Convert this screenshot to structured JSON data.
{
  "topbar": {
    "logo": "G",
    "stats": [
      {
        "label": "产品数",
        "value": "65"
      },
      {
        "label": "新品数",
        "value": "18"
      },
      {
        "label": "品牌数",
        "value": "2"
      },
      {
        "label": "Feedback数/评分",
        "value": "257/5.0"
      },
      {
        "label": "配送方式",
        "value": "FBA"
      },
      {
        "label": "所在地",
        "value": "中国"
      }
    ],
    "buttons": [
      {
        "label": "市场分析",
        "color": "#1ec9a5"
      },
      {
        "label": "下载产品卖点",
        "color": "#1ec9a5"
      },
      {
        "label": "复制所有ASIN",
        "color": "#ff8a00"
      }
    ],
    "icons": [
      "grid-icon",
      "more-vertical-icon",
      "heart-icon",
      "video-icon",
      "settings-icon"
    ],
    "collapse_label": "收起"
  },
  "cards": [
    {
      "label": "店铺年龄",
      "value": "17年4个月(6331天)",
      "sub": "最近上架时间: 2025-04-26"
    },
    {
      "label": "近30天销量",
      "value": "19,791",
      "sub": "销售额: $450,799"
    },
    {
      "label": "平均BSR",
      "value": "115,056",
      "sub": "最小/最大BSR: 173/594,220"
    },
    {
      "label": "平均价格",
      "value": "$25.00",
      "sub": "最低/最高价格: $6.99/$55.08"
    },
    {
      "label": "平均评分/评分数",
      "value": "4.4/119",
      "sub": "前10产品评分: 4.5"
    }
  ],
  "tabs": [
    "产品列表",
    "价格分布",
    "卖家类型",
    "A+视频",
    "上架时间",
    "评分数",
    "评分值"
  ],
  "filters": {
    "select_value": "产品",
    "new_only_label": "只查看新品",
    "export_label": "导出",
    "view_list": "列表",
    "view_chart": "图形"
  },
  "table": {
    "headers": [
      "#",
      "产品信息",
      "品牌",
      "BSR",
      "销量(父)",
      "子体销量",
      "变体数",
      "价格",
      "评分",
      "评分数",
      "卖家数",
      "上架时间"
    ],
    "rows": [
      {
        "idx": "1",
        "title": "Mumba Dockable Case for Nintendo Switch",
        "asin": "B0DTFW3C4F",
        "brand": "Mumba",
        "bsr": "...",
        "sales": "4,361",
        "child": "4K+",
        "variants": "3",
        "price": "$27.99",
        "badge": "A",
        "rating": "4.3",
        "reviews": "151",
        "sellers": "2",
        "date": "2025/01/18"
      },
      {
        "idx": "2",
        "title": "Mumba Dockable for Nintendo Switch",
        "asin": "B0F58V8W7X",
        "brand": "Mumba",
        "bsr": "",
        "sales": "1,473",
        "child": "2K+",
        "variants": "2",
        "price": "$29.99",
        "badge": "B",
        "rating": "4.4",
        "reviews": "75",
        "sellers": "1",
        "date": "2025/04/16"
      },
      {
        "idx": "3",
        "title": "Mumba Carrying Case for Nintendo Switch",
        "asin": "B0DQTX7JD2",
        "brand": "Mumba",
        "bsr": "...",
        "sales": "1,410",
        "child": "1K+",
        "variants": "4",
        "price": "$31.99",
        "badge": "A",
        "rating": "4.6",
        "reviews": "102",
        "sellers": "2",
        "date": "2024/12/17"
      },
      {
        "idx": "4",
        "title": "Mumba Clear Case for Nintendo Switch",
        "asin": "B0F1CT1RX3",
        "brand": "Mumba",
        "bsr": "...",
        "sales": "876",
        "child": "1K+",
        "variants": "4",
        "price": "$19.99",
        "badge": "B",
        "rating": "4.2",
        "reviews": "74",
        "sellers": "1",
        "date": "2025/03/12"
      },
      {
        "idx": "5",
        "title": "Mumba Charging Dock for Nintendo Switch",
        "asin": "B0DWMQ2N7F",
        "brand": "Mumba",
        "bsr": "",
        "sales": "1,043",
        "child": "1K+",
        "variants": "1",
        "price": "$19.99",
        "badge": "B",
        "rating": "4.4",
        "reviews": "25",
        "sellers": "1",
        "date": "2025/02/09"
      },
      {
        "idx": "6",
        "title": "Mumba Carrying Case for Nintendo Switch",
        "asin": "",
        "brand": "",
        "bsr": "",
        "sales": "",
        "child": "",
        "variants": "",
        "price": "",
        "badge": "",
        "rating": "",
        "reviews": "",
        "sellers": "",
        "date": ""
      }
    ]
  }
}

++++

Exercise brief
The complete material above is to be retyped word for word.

Reply to the task
Convert this screenshot to structured JSON data.
{
  "topbar": {
    "logo": "G",
    "stats": [
      {
        "label": "产品数",
        "value": "65"
      },
      {
        "label": "新品数",
        "value": "18"
      },
      {
        "label": "品牌数",
        "value": "2"
      },
      {
        "label": "Feedback数/评分",
        "value": "257/5.0"
      },
      {
        "label": "配送方式",
        "value": "FBA"
      },
      {
        "label": "所在地",
        "value": "中国"
      }
    ],
    "buttons": [
      {
        "label": "市场分析",
        "color": "#1ec9a5"
      },
      {
        "label": "下载产品卖点",
        "color": "#1ec9a5"
      },
      {
        "label": "复制所有ASIN",
        "color": "#ff8a00"
      }
    ],
    "icons": [
      "grid-icon",
      "more-vertical-icon",
      "heart-icon",
      "video-icon",
      "settings-icon"
    ],
    "collapse_label": "收起"
  },
  "cards": [
    {
      "label": "店铺年龄",
      "value": "17年4个月(6331天)",
      "sub": "最近上架时间: 2025-04-26"
    },
    {
      "label": "近30天销量",
      "value": "19,791",
      "sub": "销售额: $450,799"
    },
    {
      "label": "平均BSR",
      "value": "115,056",
      "sub": "最小/最大BSR: 173/594,220"
    },
    {
      "label": "平均价格",
      "value": "$25.00",
      "sub": "最低/最高价格: $6.99/$55.08"
    },
    {
      "label": "平均评分/评分数",
      "value": "4.4/119",
      "sub": "前10产品评分: 4.5"
    }
  ],
  "tabs": [
    "产品列表",
    "价格分布",
    "卖家类型",
    "A+视频",
    "上架时间",
    "评分数",
    "评分值"
  ],
  "filters": {
    "select_value": "产品",
    "new_only_label": "只查看新品",
    "export_label": "导出",
    "view_list": "列表",
    "view_chart": "图形"
  },
  "table": {
    "headers": [
      "#",
      "产品信息",
      "品牌",
      "BSR",
      "销量(父)",
      "子体销量",
      "变体数",
      "价格",
      "评分",
      "评分数",
      "卖家数",
      "上架时间"
    ],
    "rows": [
      {
        "idx": "1",
        "title": "Mumba Dockable Case for Nintendo Switch",
        "asin": "B0DTFW3C4F",
        "brand": "Mumba",
        "bsr": "...",
        "sales": "4,361",
        "child": "4K+",
        "variants": "3",
        "price": "$27.99",
        "badge": "A",
        "rating": "4.3",
        "reviews": "151",
        "sellers": "2",
        "date": "2025/01/18"
      },
      {
        "idx": "2",
        "title": "Mumba Dockable for Nintendo Switch",
        "asin": "B0F58V8W7X",
        "brand": "Mumba",
        "bsr": "",
        "sales": "1,473",
        "child": "2K+",
        "variants": "2",
        "price": "$29.99",
        "badge": "B",
        "rating": "4.4",
        "reviews": "75",
        "sellers": "1",
        "date": "2025/04/16"
      },
      {
        "idx": "3",
        "title": "Mumba Carrying Case for Nintendo Switch",
        "asin": "B0DQTX7JD2",
        "brand": "Mumba",
        "bsr": "...",
        "sales": "1,410",
        "child": "1K+",
        "variants": "4",
        "price": "$31.99",
        "badge": "A",
        "rating": "4.6",
        "reviews": "102",
        "sellers": "2",
        "date": "2024/12/17"
      },
      {
        "idx": "4",
        "title": "Mumba Clear Case for Nintendo Switch",
        "asin": "B0F1CT1RX3",
        "brand": "Mumba",
        "bsr": "...",
        "sales": "876",
        "child": "1K+",
        "variants": "4",
        "price": "$19.99",
        "badge": "B",
        "rating": "4.2",
        "reviews": "74",
        "sellers": "1",
        "date": "2025/03/12"
      },
      {
        "idx": "5",
        "title": "Mumba Charging Dock for Nintendo Switch",
        "asin": "B0DWMQ2N7F",
        "brand": "Mumba",
        "bsr": "",
        "sales": "1,043",
        "child": "1K+",
        "variants": "1",
        "price": "$19.99",
        "badge": "B",
        "rating": "4.4",
        "reviews": "25",
        "sellers": "1",
        "date": "2025/02/09"
      },
      {
        "idx": "6",
        "title": "Mumba Carrying Case for Nintendo Switch",
        "asin": "",
        "brand": "",
        "bsr": "",
        "sales": "",
        "child": "",
        "variants": "",
        "price": "",
        "badge": "",
        "rating": "",
        "reviews": "",
        "sellers": "",
        "date": ""
      }
    ]
  }
}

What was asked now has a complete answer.